Element data from apps and pages
________________________________________

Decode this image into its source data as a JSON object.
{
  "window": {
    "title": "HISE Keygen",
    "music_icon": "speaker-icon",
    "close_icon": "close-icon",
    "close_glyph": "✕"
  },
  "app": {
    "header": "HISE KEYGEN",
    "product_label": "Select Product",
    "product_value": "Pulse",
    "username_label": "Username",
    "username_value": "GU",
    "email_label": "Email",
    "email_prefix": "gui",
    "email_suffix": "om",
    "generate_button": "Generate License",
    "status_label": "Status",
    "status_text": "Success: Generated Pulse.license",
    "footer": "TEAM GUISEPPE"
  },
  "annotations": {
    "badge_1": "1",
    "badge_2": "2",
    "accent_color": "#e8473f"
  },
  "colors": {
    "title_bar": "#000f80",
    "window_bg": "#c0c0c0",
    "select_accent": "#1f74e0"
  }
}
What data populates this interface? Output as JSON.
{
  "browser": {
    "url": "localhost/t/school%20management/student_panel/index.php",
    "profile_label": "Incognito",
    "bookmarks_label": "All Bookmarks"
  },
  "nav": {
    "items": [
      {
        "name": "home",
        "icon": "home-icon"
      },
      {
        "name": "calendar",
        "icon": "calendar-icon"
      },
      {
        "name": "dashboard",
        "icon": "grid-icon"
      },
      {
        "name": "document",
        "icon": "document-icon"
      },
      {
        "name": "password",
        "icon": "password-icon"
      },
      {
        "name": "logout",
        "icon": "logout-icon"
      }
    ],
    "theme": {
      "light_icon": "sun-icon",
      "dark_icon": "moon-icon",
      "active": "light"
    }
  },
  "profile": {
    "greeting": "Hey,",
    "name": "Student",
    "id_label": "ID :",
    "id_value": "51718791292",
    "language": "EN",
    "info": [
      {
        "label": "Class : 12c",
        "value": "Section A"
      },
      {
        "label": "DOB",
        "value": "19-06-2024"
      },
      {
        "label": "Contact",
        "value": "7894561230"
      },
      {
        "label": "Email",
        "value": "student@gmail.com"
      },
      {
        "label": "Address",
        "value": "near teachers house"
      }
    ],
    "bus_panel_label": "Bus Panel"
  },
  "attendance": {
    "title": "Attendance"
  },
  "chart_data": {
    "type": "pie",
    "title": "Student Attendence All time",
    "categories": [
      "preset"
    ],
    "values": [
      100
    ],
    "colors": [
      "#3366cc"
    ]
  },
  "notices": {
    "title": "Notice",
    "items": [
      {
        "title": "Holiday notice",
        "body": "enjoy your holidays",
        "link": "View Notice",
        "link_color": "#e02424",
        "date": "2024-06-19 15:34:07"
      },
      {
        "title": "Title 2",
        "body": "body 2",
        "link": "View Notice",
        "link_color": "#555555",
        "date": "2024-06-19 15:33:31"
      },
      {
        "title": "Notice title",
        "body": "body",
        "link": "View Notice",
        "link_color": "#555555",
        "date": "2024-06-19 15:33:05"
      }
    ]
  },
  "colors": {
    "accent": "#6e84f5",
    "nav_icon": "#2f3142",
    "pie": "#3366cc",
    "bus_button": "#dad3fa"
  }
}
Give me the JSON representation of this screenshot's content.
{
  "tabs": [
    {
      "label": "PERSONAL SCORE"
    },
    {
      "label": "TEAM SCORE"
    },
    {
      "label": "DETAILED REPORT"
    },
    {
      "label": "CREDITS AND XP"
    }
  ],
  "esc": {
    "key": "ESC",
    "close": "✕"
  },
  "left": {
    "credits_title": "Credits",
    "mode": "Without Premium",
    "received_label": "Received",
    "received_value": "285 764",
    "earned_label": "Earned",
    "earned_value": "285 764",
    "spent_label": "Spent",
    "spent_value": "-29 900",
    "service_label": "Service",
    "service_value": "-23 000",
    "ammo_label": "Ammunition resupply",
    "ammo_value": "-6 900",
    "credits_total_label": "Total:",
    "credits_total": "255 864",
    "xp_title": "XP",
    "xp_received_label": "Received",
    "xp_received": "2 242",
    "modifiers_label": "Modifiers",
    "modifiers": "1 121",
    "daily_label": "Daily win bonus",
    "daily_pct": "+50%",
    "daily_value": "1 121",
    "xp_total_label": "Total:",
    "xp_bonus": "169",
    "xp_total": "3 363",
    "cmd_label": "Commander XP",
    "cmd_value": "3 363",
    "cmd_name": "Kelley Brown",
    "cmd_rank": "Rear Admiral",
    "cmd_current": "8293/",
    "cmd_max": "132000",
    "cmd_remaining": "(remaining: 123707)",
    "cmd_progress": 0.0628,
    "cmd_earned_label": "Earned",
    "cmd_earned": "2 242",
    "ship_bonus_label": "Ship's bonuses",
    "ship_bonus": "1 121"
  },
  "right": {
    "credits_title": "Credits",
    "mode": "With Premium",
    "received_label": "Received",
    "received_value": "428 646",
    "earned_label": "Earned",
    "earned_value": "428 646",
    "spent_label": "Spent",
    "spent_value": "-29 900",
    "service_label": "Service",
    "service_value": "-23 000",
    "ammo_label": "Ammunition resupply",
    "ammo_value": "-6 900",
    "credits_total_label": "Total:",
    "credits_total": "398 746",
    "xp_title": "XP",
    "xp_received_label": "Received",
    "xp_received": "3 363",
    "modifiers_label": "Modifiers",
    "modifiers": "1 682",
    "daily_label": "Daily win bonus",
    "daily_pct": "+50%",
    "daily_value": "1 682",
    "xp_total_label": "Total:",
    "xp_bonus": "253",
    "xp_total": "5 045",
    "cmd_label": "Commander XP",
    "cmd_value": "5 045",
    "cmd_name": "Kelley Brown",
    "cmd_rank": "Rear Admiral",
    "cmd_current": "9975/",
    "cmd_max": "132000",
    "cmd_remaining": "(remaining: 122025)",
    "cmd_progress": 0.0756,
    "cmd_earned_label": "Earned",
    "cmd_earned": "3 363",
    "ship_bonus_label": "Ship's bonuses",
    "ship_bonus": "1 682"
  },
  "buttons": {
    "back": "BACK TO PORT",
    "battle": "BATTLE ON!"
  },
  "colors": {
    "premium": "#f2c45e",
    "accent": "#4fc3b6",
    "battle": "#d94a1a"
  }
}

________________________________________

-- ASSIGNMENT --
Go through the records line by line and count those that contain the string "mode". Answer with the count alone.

-- FINISHED EXERCISE --
2